I'm going through a major Linda Ronstadt phase right now. Unfortunately for my poor roommates, this translates into a lot of late-night crankings of "Blue Bayou" and almost daily spins of her 1977 tour de force, Simple Dreams. Not surprisingly, it all started with "Blue Bayou," but in the last couple weeks I've delved deeper into her catalog and history and I've decided, well, Linda Ronstadt rules.
Maybe because she had her better-known lite rock-ish hits in the later '70s and eventually her style morphed into that of a sort of jazz-y torch songstress, her legitimate country rock beginnings get forgotten. But if you listen to her sweet spot years -- 1969 to 1979, roughly -- she's kind of an L.A. version of Emmylou Harris mixed with some of the sacred Nashville moves of Dolly Parton (it's fitting that those three recorded an album together, 1987's Grammy-winning Trio). In addition to impeccably chosen classic country covers, her early records bear the unmistakeable sound of Sneaky Pete Kleinow's pedal steel -- that's the guy all over the Flying Burrito Brothers records -- putting her squarely in the original and ground-breaking country rock scene.

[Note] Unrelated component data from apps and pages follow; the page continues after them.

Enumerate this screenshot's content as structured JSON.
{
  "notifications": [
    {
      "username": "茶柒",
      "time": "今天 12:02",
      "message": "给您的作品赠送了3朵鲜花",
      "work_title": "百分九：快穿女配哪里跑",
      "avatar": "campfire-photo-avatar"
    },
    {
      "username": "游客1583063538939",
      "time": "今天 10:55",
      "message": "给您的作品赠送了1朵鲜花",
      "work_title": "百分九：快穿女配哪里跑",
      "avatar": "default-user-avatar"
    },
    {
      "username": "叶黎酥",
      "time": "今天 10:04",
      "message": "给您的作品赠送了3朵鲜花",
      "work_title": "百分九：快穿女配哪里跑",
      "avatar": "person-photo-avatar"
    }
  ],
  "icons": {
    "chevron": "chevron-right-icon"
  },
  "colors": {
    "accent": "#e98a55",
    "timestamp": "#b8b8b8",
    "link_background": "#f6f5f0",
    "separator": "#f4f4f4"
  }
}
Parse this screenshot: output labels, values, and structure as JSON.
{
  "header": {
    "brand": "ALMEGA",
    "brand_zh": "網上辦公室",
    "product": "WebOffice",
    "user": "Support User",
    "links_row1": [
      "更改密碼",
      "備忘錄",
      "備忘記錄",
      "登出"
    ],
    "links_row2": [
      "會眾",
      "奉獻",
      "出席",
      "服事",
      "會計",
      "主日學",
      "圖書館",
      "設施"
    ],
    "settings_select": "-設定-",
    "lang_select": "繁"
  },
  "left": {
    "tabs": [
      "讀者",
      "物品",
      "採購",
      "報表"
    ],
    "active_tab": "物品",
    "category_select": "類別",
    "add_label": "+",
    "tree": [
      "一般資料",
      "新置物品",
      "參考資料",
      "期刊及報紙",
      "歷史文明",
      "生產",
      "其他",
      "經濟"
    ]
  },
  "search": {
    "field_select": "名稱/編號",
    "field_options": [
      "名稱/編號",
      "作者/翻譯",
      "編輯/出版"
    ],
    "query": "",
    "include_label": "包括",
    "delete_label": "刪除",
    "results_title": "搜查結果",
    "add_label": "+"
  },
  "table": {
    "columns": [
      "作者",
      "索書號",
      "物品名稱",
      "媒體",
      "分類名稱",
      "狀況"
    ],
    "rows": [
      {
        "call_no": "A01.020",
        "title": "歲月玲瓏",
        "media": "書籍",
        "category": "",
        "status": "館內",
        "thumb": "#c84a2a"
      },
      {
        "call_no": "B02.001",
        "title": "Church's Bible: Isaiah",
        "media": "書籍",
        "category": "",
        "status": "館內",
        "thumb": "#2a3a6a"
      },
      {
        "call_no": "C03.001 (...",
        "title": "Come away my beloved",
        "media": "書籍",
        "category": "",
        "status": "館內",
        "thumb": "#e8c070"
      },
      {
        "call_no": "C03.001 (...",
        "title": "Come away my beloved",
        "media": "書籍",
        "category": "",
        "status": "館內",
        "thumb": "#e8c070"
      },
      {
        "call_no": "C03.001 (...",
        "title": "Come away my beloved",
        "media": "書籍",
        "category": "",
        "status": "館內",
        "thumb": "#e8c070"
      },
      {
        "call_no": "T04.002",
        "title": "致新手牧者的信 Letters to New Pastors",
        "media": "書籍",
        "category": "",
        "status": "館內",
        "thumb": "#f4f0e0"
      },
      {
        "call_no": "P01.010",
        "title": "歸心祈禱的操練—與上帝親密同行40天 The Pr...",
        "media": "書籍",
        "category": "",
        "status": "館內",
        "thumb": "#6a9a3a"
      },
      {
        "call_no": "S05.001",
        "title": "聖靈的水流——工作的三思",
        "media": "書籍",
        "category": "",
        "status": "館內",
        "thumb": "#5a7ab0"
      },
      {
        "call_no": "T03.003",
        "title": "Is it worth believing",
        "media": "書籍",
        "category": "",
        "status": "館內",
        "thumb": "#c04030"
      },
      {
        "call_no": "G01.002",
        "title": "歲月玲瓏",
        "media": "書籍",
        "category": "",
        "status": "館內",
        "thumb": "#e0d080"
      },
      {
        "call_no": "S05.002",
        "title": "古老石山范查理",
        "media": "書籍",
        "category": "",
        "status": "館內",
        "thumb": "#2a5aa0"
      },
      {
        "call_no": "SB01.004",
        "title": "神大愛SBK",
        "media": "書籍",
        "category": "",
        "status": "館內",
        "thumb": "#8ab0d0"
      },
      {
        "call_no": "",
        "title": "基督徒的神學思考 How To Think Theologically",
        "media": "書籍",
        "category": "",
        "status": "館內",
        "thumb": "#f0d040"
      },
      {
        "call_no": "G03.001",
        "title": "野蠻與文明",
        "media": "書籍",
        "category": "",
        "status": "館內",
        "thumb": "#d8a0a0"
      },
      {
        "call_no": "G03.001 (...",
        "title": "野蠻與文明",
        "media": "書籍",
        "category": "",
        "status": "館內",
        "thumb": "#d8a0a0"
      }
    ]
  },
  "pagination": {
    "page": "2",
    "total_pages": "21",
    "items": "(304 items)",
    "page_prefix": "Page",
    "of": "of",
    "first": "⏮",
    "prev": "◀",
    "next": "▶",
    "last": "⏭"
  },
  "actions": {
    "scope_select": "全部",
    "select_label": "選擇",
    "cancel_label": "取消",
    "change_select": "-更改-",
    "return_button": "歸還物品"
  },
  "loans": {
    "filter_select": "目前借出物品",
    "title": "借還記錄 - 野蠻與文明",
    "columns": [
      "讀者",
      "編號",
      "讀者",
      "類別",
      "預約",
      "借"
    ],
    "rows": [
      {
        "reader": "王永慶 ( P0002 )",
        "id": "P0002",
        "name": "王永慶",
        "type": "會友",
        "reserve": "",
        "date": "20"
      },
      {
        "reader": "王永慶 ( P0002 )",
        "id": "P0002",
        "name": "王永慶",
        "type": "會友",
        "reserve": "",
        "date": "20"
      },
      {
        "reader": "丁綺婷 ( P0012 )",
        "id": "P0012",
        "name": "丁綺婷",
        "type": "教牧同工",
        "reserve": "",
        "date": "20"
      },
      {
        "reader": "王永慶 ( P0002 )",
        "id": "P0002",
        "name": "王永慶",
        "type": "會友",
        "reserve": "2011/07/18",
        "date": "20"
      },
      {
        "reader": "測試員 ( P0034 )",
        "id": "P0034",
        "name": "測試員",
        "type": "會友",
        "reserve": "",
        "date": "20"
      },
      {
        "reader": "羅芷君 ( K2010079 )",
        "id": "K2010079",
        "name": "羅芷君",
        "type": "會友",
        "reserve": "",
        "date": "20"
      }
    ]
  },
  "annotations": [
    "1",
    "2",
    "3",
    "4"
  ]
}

On top of all this, there is a legend about her that's pretty awesome. In 1969, she was making her first appearance on The Johnny Cash Show, a country/folk variety show that ran from 1969 to 1971. It was taped at the Ryman Auditorium (mega-famous and cool in country circles) and featured performances from Bob Dylan, Merle Haggard, Joni Mitchell, Jerry Reed -- everybody. Ronstadt showed up in a serious '60s getup -- as in, a scandalously short mini skirt -- and, uh, no panties. Johnny's wife, June Carter Cash, noticed, approached the show's makeup people and said, "Somebody get down the street and buy her some bloomers, she's out there showing herself!" (IPod generation: "bloomers" is a term for underwear from back in the olde timey days.) Ronstadt's explanation was, "I sing better bare-butted," to which June reportedly responded, "Not in front of my Johnny!" Johnny Cash's totally freaked-out face in the YouTube (http://www.youtube.com/watch?v=t-QMxn6vvh4" target="_blank">clip] may be the best part. Plus, Ronstadt looks like hoop earrings were invented for her alone.
This says something about the (possibly misguided) free-spiritedness of that era, but it's Ronstadt's staunch unwillingness to give a damn about what other people thought that really matters. Strangely enough, we live in a time when Britney Spears does something similar and it's trumpeted as the behavior of a nutjob and she's chased down like a dog by paparazzi. Aren't we supposed to be more evolved than we were in 1969?
Okay, this got a little off-topic. More important is Ronstadt's voice. She possesses a Whitney-level power that she unleashes with prejudice, and an instinct for subtlety that puts her on the list of pure singers. Her love for nailing covers and her gift for jazz, pop and soul standards cement the fact that this woman was made to sing and loves to do it, and we're lucky for it. Though she is still singing, the playlist attached focuses on some of the highlights from her '70s heyday. Please enjoy, and don't miss her totally awesome take on "Crazy Arms" at the end.